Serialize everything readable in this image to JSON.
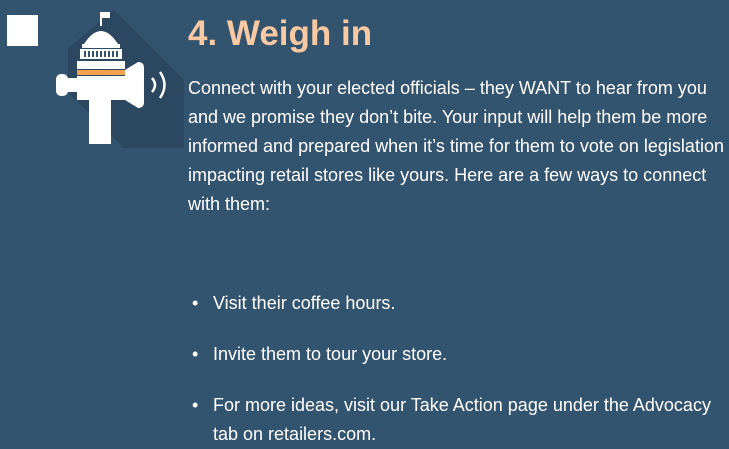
{
  "section": {
    "title": "4. Weigh in",
    "paragraph": "Connect with your elected officials – they WANT to hear from you and we promise they don’t bite. Your input will help them be more informed and prepared when it’s time for them to vote on legislation impacting retail stores like yours. Here are a few ways to connect with them:",
    "bullets": [
      "Visit their coffee hours.",
      "Invite them to tour your store.",
      "For more ideas, visit our Take Action page under the Advocacy tab on retailers.com."
    ],
    "bullet_glyph": "•"
  },
  "icon": {
    "name": "capitol-megaphone-icon"
  },
  "colors": {
    "background": "#33546f",
    "title": "#f9c9a3",
    "text": "#ffffff",
    "shadow": "#2b4860",
    "accent": "#f2a14e"
  }
}
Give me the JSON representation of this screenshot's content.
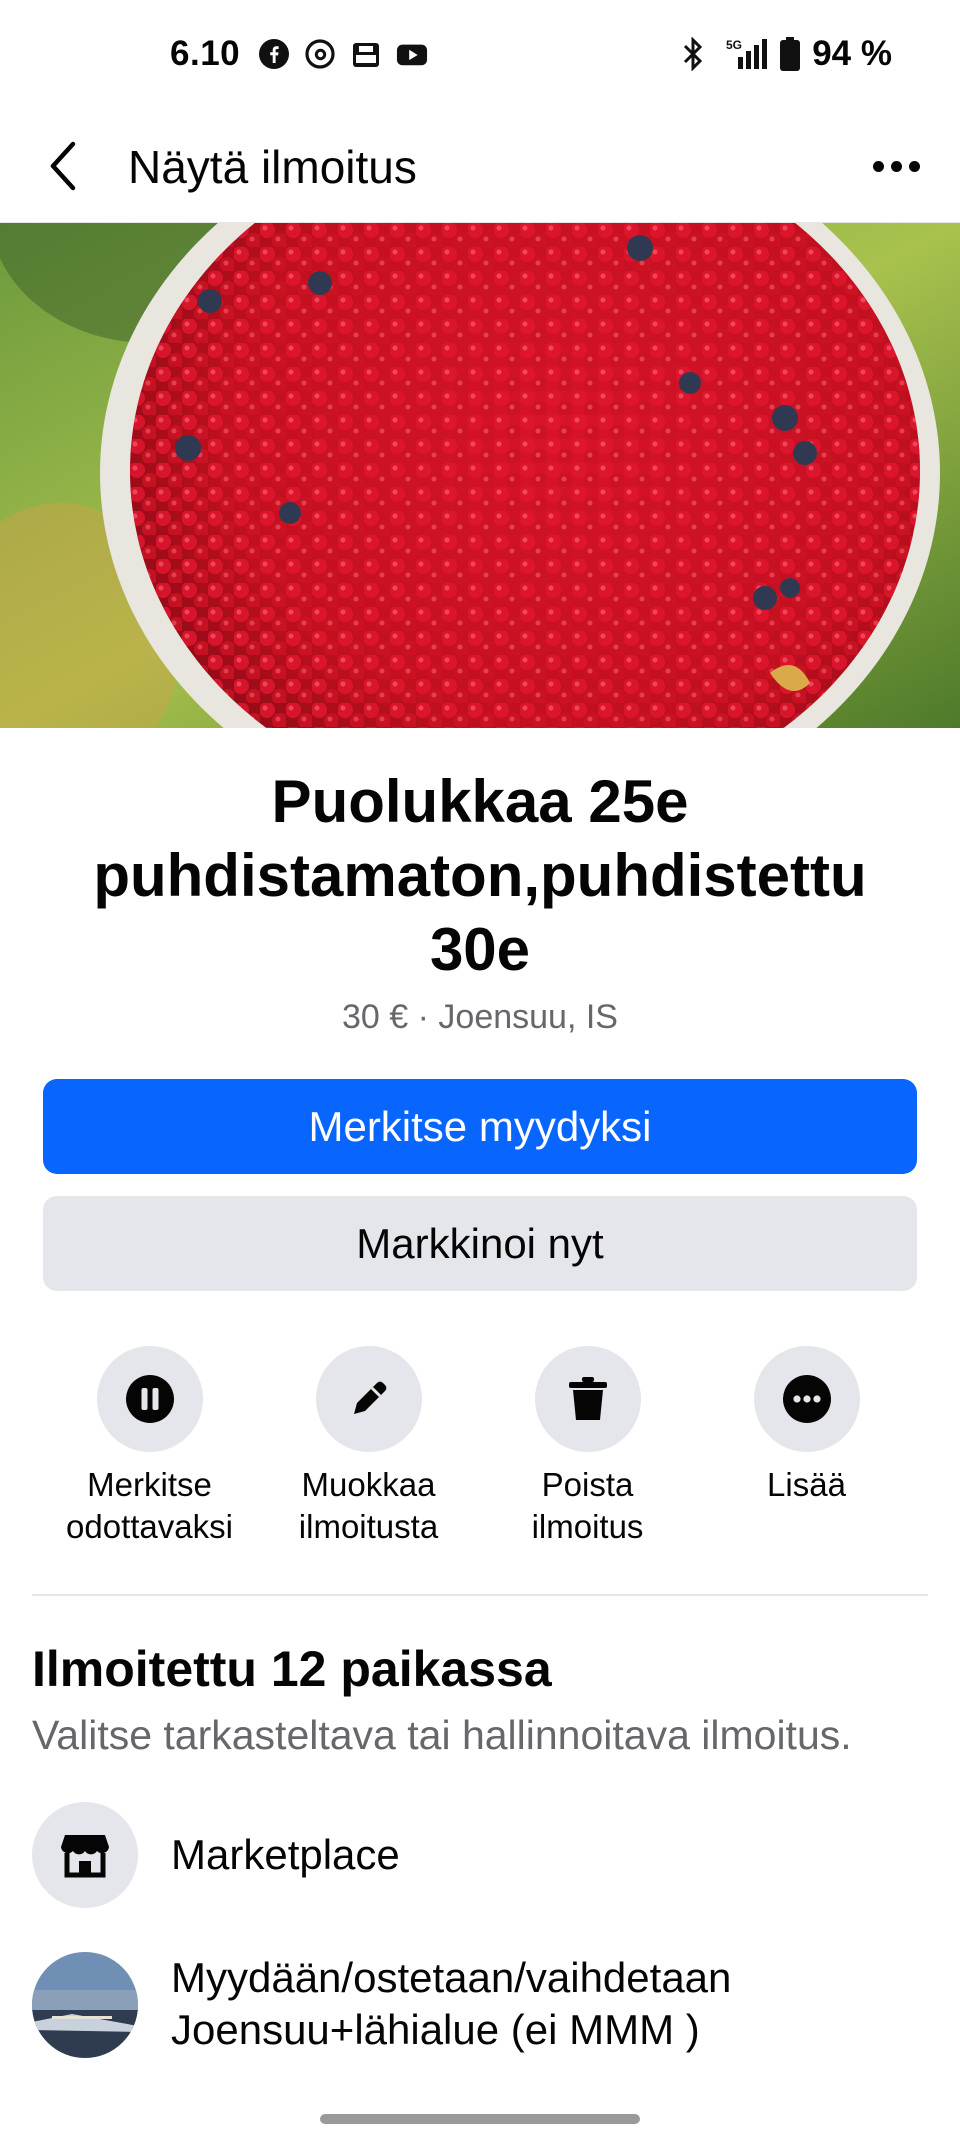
{
  "status_bar": {
    "time": "6.10",
    "app_icons": [
      "facebook-icon",
      "threads-icon",
      "pdf-icon",
      "youtube-icon"
    ],
    "network": "5G",
    "battery": "94 %"
  },
  "nav": {
    "title": "Näytä ilmoitus",
    "back_icon": "chevron-left-icon",
    "more_icon": "more-horizontal-icon"
  },
  "listing": {
    "photo": "lingonberries-in-bowl",
    "title": "Puolukkaa 25e puhdistamaton,puhdistettu 30e",
    "price_location": "30 € · Joensuu, IS"
  },
  "buttons": {
    "mark_sold": "Merkitse myydyksi",
    "promote": "Markkinoi nyt"
  },
  "actions": [
    {
      "icon": "pause-icon",
      "label_line1": "Merkitse",
      "label_line2": "odottavaksi"
    },
    {
      "icon": "pencil-icon",
      "label_line1": "Muokkaa",
      "label_line2": "ilmoitusta"
    },
    {
      "icon": "trash-icon",
      "label_line1": "Poista",
      "label_line2": "ilmoitus"
    },
    {
      "icon": "more-circle-icon",
      "label_line1": "Lisää",
      "label_line2": ""
    }
  ],
  "listed_in": {
    "title": "Ilmoitettu 12 paikassa",
    "subtitle": "Valitse tarkasteltava tai hallinnoitava ilmoitus.",
    "places": [
      {
        "icon": "storefront-icon",
        "name": "Marketplace"
      },
      {
        "icon": "group-avatar",
        "name_line1": "Myydään/ostetaan/vaihdetaan",
        "name_line2": "Joensuu+lähialue (ei MMM )"
      }
    ]
  },
  "colors": {
    "primary": "#0866ff",
    "secondary_bg": "#e4e6eb",
    "muted_text": "#65676b"
  }
}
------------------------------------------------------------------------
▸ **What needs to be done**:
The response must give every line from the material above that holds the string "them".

▸ **Solution to this task**:
    "paragraph": "Connect with your elected officials – they WANT to hear from you and we promise they don’t bite. Your input will help them be more informed and prepared when it’s time for them to vote on legislation impacting retail stores like yours. Here are a few ways to connect with them:",
      "Invite them to tour your store.",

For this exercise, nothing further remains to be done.